Input:
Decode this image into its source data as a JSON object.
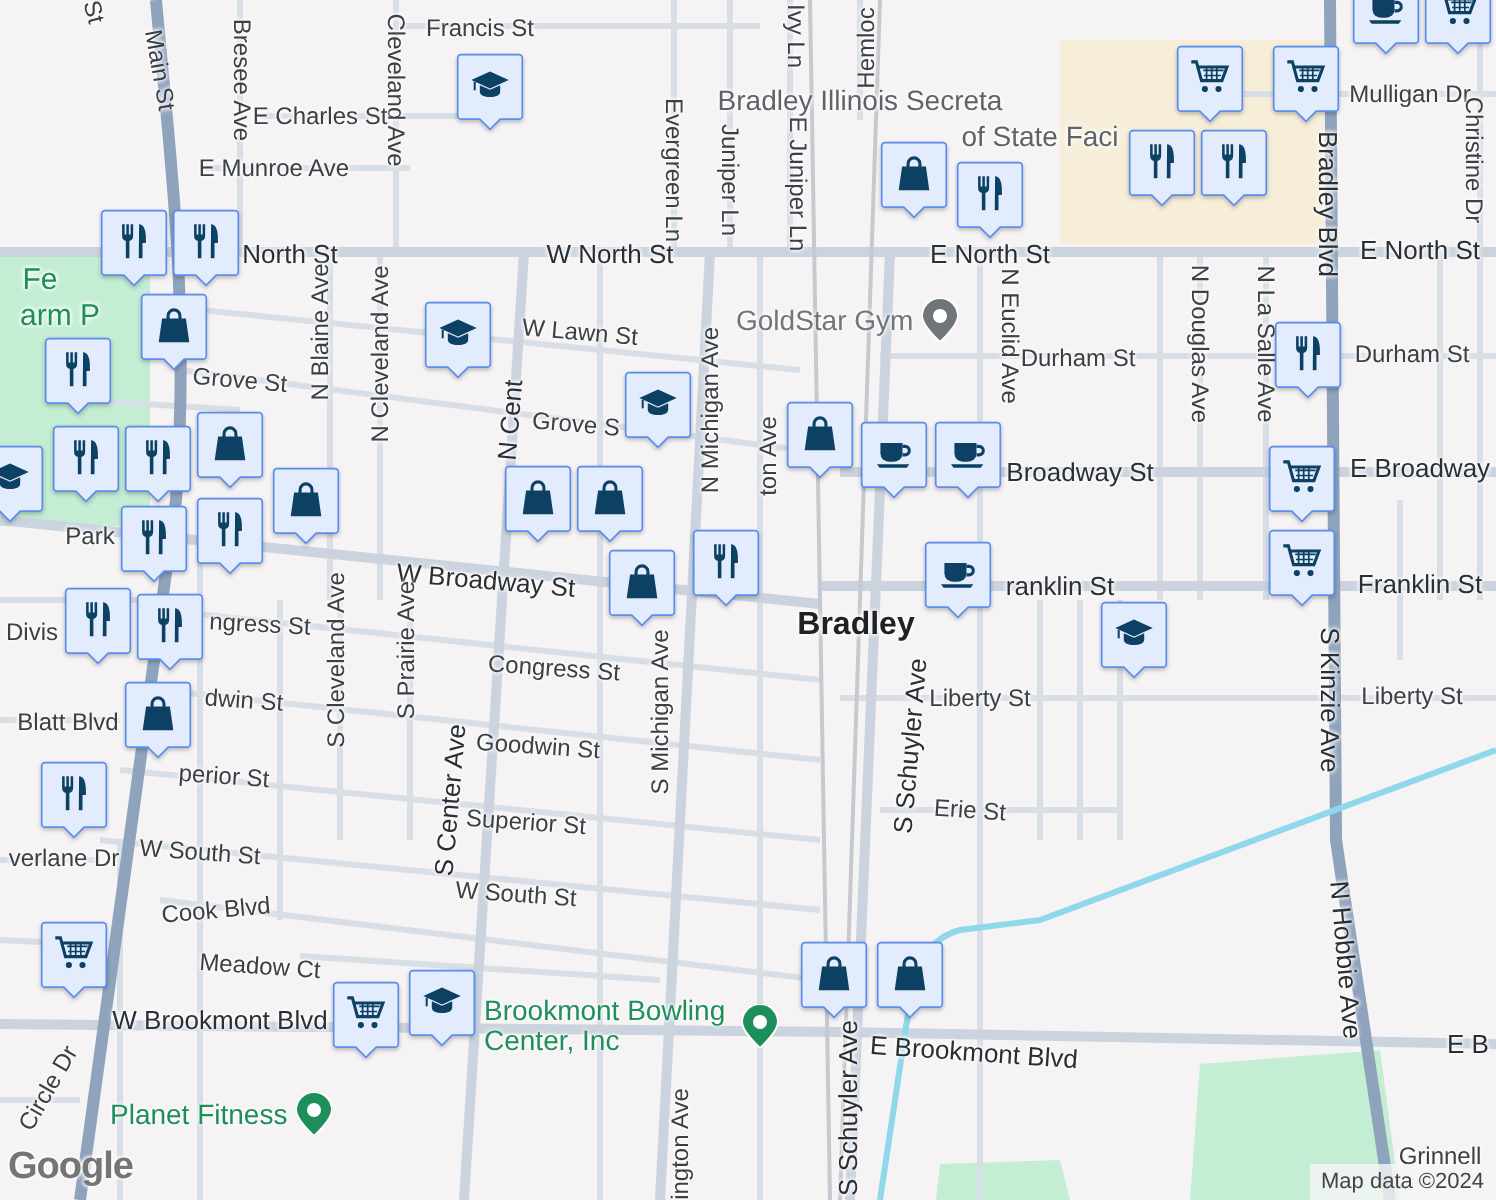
{
  "map": {
    "street_labels": [
      {
        "text": "St",
        "kind": "street"
      },
      {
        "text": "Main St",
        "kind": "street"
      },
      {
        "text": "Bresee Ave",
        "kind": "street"
      },
      {
        "text": "Francis St",
        "kind": "street"
      },
      {
        "text": "Cleveland Ave",
        "kind": "street"
      },
      {
        "text": "E Charles St",
        "kind": "street"
      },
      {
        "text": "E Munroe Ave",
        "kind": "street"
      },
      {
        "text": "Evergreen Ln",
        "kind": "street"
      },
      {
        "text": "Juniper Ln",
        "kind": "street"
      },
      {
        "text": "Ivy Ln",
        "kind": "street"
      },
      {
        "text": "Hemloc",
        "kind": "street"
      },
      {
        "text": "E Juniper Ln",
        "kind": "street"
      },
      {
        "text": "Bradley Illinois Secreta",
        "kind": "building"
      },
      {
        "text": "of State Faci",
        "kind": "building"
      },
      {
        "text": "Mulligan Dr",
        "kind": "street"
      },
      {
        "text": "Christine Dr",
        "kind": "street"
      },
      {
        "text": "North St",
        "kind": "major"
      },
      {
        "text": "W North St",
        "kind": "major"
      },
      {
        "text": "E North St",
        "kind": "major"
      },
      {
        "text": "E North St",
        "kind": "major"
      },
      {
        "text": "Bradley Blvd",
        "kind": "major"
      },
      {
        "text": "N Euclid Ave",
        "kind": "street"
      },
      {
        "text": "N Douglas Ave",
        "kind": "street"
      },
      {
        "text": "N La Salle Ave",
        "kind": "street"
      },
      {
        "text": "Durham St",
        "kind": "street"
      },
      {
        "text": "Durham St",
        "kind": "street"
      },
      {
        "text": "W Lawn St",
        "kind": "street"
      },
      {
        "text": "Grove St",
        "kind": "street"
      },
      {
        "text": "Grove S",
        "kind": "street"
      },
      {
        "text": "N Blaine Ave",
        "kind": "street"
      },
      {
        "text": "N Cleveland Ave",
        "kind": "street"
      },
      {
        "text": "N Cent",
        "kind": "major"
      },
      {
        "text": "N Michigan Ave",
        "kind": "street"
      },
      {
        "text": "ton Ave",
        "kind": "street"
      },
      {
        "text": "Fe",
        "kind": "park"
      },
      {
        "text": "arm P",
        "kind": "park"
      },
      {
        "text": "Broadway St",
        "kind": "major"
      },
      {
        "text": "E Broadway",
        "kind": "major"
      },
      {
        "text": "Park",
        "kind": "street"
      },
      {
        "text": "W Broadway St",
        "kind": "major"
      },
      {
        "text": "ranklin St",
        "kind": "major"
      },
      {
        "text": "Franklin St",
        "kind": "major"
      },
      {
        "text": "Bradley",
        "kind": "city"
      },
      {
        "text": "Divis",
        "kind": "street"
      },
      {
        "text": "ngress St",
        "kind": "street"
      },
      {
        "text": "Congress St",
        "kind": "street"
      },
      {
        "text": "S Cleveland Ave",
        "kind": "street"
      },
      {
        "text": "S Prairie Ave",
        "kind": "street"
      },
      {
        "text": "S Michigan Ave",
        "kind": "street"
      },
      {
        "text": "S Schuyler Ave",
        "kind": "major"
      },
      {
        "text": "Liberty St",
        "kind": "street"
      },
      {
        "text": "Liberty St",
        "kind": "street"
      },
      {
        "text": "dwin St",
        "kind": "street"
      },
      {
        "text": "Goodwin St",
        "kind": "street"
      },
      {
        "text": "Blatt Blvd",
        "kind": "street"
      },
      {
        "text": "perior St",
        "kind": "street"
      },
      {
        "text": "Superior St",
        "kind": "street"
      },
      {
        "text": "Erie St",
        "kind": "street"
      },
      {
        "text": "S Kinzie Ave",
        "kind": "major"
      },
      {
        "text": "S Center Ave",
        "kind": "major"
      },
      {
        "text": "verlane Dr",
        "kind": "street"
      },
      {
        "text": "W South St",
        "kind": "street"
      },
      {
        "text": "W South St",
        "kind": "street"
      },
      {
        "text": "Cook Blvd",
        "kind": "street"
      },
      {
        "text": "Meadow Ct",
        "kind": "street"
      },
      {
        "text": "N Hobbie Ave",
        "kind": "major"
      },
      {
        "text": "W Brookmont Blvd",
        "kind": "major"
      },
      {
        "text": "E Brookmont Blvd",
        "kind": "major"
      },
      {
        "text": "E B",
        "kind": "major"
      },
      {
        "text": "ington Ave",
        "kind": "street"
      },
      {
        "text": "S Schuyler Ave",
        "kind": "major"
      },
      {
        "text": "Circle Dr",
        "kind": "street"
      },
      {
        "text": "Grinnell",
        "kind": "street"
      }
    ],
    "places": [
      {
        "name": "GoldStar Gym",
        "color": "#70757a"
      },
      {
        "name": "Brookmont Bowling Center, Inc",
        "color": "#1e8e5a"
      },
      {
        "name": "Planet Fitness",
        "color": "#1e8e5a"
      }
    ],
    "markers": [
      {
        "kind": "cafe"
      },
      {
        "kind": "grocery"
      },
      {
        "kind": "school"
      },
      {
        "kind": "grocery"
      },
      {
        "kind": "shopping"
      },
      {
        "kind": "restaurant"
      },
      {
        "kind": "restaurant"
      },
      {
        "kind": "grocery"
      },
      {
        "kind": "restaurant"
      },
      {
        "kind": "restaurant"
      },
      {
        "kind": "restaurant"
      },
      {
        "kind": "shopping"
      },
      {
        "kind": "school"
      },
      {
        "kind": "school"
      },
      {
        "kind": "restaurant"
      },
      {
        "kind": "shopping"
      },
      {
        "kind": "cafe"
      },
      {
        "kind": "cafe"
      },
      {
        "kind": "restaurant"
      },
      {
        "kind": "grocery"
      },
      {
        "kind": "grocery"
      },
      {
        "kind": "shopping"
      },
      {
        "kind": "restaurant"
      },
      {
        "kind": "restaurant"
      },
      {
        "kind": "restaurant"
      },
      {
        "kind": "shopping"
      },
      {
        "kind": "restaurant"
      },
      {
        "kind": "shopping"
      },
      {
        "kind": "shopping"
      },
      {
        "kind": "shopping"
      },
      {
        "kind": "restaurant"
      },
      {
        "kind": "school"
      },
      {
        "kind": "restaurant"
      },
      {
        "kind": "restaurant"
      },
      {
        "kind": "shopping"
      },
      {
        "kind": "restaurant"
      },
      {
        "kind": "cafe"
      },
      {
        "kind": "school"
      },
      {
        "kind": "grocery"
      },
      {
        "kind": "grocery"
      },
      {
        "kind": "school"
      },
      {
        "kind": "shopping"
      },
      {
        "kind": "shopping"
      }
    ],
    "attribution": {
      "logo": "Google",
      "text": "Map data ©2024"
    }
  }
}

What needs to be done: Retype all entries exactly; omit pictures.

Written answer:
Decode this image into its source data as a JSON object.
{
  "map": {
    "street_labels": [
      {
        "text": "St",
        "kind": "street"
      },
      {
        "text": "Main St",
        "kind": "street"
      },
      {
        "text": "Bresee Ave",
        "kind": "street"
      },
      {
        "text": "Francis St",
        "kind": "street"
      },
      {
        "text": "Cleveland Ave",
        "kind": "street"
      },
      {
        "text": "E Charles St",
        "kind": "street"
      },
      {
        "text": "E Munroe Ave",
        "kind": "street"
      },
      {
        "text": "Evergreen Ln",
        "kind": "street"
      },
      {
        "text": "Juniper Ln",
        "kind": "street"
      },
      {
        "text": "Ivy Ln",
        "kind": "street"
      },
      {
        "text": "Hemloc",
        "kind": "street"
      },
      {
        "text": "E Juniper Ln",
        "kind": "street"
      },
      {
        "text": "Bradley Illinois Secreta",
        "kind": "building"
      },
      {
        "text": "of State Faci",
        "kind": "building"
      },
      {
        "text": "Mulligan Dr",
        "kind": "street"
      },
      {
        "text": "Christine Dr",
        "kind": "street"
      },
      {
        "text": "North St",
        "kind": "major"
      },
      {
        "text": "W North St",
        "kind": "major"
      },
      {
        "text": "E North St",
        "kind": "major"
      },
      {
        "text": "E North St",
        "kind": "major"
      },
      {
        "text": "Bradley Blvd",
        "kind": "major"
      },
      {
        "text": "N Euclid Ave",
        "kind": "street"
      },
      {
        "text": "N Douglas Ave",
        "kind": "street"
      },
      {
        "text": "N La Salle Ave",
        "kind": "street"
      },
      {
        "text": "Durham St",
        "kind": "street"
      },
      {
        "text": "Durham St",
        "kind": "street"
      },
      {
        "text": "W Lawn St",
        "kind": "street"
      },
      {
        "text": "Grove St",
        "kind": "street"
      },
      {
        "text": "Grove S",
        "kind": "street"
      },
      {
        "text": "N Blaine Ave",
        "kind": "street"
      },
      {
        "text": "N Cleveland Ave",
        "kind": "street"
      },
      {
        "text": "N Cent",
        "kind": "major"
      },
      {
        "text": "N Michigan Ave",
        "kind": "street"
      },
      {
        "text": "ton Ave",
        "kind": "street"
      },
      {
        "text": "Fe",
        "kind": "park"
      },
      {
        "text": "arm P",
        "kind": "park"
      },
      {
        "text": "Broadway St",
        "kind": "major"
      },
      {
        "text": "E Broadway",
        "kind": "major"
      },
      {
        "text": "Park",
        "kind": "street"
      },
      {
        "text": "W Broadway St",
        "kind": "major"
      },
      {
        "text": "ranklin St",
        "kind": "major"
      },
      {
        "text": "Franklin St",
        "kind": "major"
      },
      {
        "text": "Bradley",
        "kind": "city"
      },
      {
        "text": "Divis",
        "kind": "street"
      },
      {
        "text": "ngress St",
        "kind": "street"
      },
      {
        "text": "Congress St",
        "kind": "street"
      },
      {
        "text": "S Cleveland Ave",
        "kind": "street"
      },
      {
        "text": "S Prairie Ave",
        "kind": "street"
      },
      {
        "text": "S Michigan Ave",
        "kind": "street"
      },
      {
        "text": "S Schuyler Ave",
        "kind": "major"
      },
      {
        "text": "Liberty St",
        "kind": "street"
      },
      {
        "text": "Liberty St",
        "kind": "street"
      },
      {
        "text": "dwin St",
        "kind": "street"
      },
      {
        "text": "Goodwin St",
        "kind": "street"
      },
      {
        "text": "Blatt Blvd",
        "kind": "street"
      },
      {
        "text": "perior St",
        "kind": "street"
      },
      {
        "text": "Superior St",
        "kind": "street"
      },
      {
        "text": "Erie St",
        "kind": "street"
      },
      {
        "text": "S Kinzie Ave",
        "kind": "major"
      },
      {
        "text": "S Center Ave",
        "kind": "major"
      },
      {
        "text": "verlane Dr",
        "kind": "street"
      },
      {
        "text": "W South St",
        "kind": "street"
      },
      {
        "text": "W South St",
        "kind": "street"
      },
      {
        "text": "Cook Blvd",
        "kind": "street"
      },
      {
        "text": "Meadow Ct",
        "kind": "street"
      },
      {
        "text": "N Hobbie Ave",
        "kind": "major"
      },
      {
        "text": "W Brookmont Blvd",
        "kind": "major"
      },
      {
        "text": "E Brookmont Blvd",
        "kind": "major"
      },
      {
        "text": "E B",
        "kind": "major"
      },
      {
        "text": "ington Ave",
        "kind": "street"
      },
      {
        "text": "S Schuyler Ave",
        "kind": "major"
      },
      {
        "text": "Circle Dr",
        "kind": "street"
      },
      {
        "text": "Grinnell",
        "kind": "street"
      }
    ],
    "places": [
      {
        "name": "GoldStar Gym",
        "color": "#70757a"
      },
      {
        "name": "Brookmont Bowling Center, Inc",
        "color": "#1e8e5a"
      },
      {
        "name": "Planet Fitness",
        "color": "#1e8e5a"
      }
    ],
    "markers": [
      {
        "kind": "cafe"
      },
      {
        "kind": "grocery"
      },
      {
        "kind": "school"
      },
      {
        "kind": "grocery"
      },
      {
        "kind": "shopping"
      },
      {
        "kind": "restaurant"
      },
      {
        "kind": "restaurant"
      },
      {
        "kind": "grocery"
      },
      {
        "kind": "restaurant"
      },
      {
        "kind": "restaurant"
      },
      {
        "kind": "restaurant"
      },
      {
        "kind": "shopping"
      },
      {
        "kind": "school"
      },
      {
        "kind": "school"
      },
      {
        "kind": "restaurant"
      },
      {
        "kind": "shopping"
      },
      {
        "kind": "cafe"
      },
      {
        "kind": "cafe"
      },
      {
        "kind": "restaurant"
      },
      {
        "kind": "grocery"
      },
      {
        "kind": "grocery"
      },
      {
        "kind": "shopping"
      },
      {
        "kind": "restaurant"
      },
      {
        "kind": "restaurant"
      },
      {
        "kind": "restaurant"
      },
      {
        "kind": "shopping"
      },
      {
        "kind": "restaurant"
      },
      {
        "kind": "shopping"
      },
      {
        "kind": "shopping"
      },
      {
        "kind": "shopping"
      },
      {
        "kind": "restaurant"
      },
      {
        "kind": "school"
      },
      {
        "kind": "restaurant"
      },
      {
        "kind": "restaurant"
      },
      {
        "kind": "shopping"
      },
      {
        "kind": "restaurant"
      },
      {
        "kind": "cafe"
      },
      {
        "kind": "school"
      },
      {
        "kind": "grocery"
      },
      {
        "kind": "grocery"
      },
      {
        "kind": "school"
      },
      {
        "kind": "shopping"
      },
      {
        "kind": "shopping"
      }
    ],
    "attribution": {
      "logo": "Google",
      "text": "Map data ©2024"
    }
  }
}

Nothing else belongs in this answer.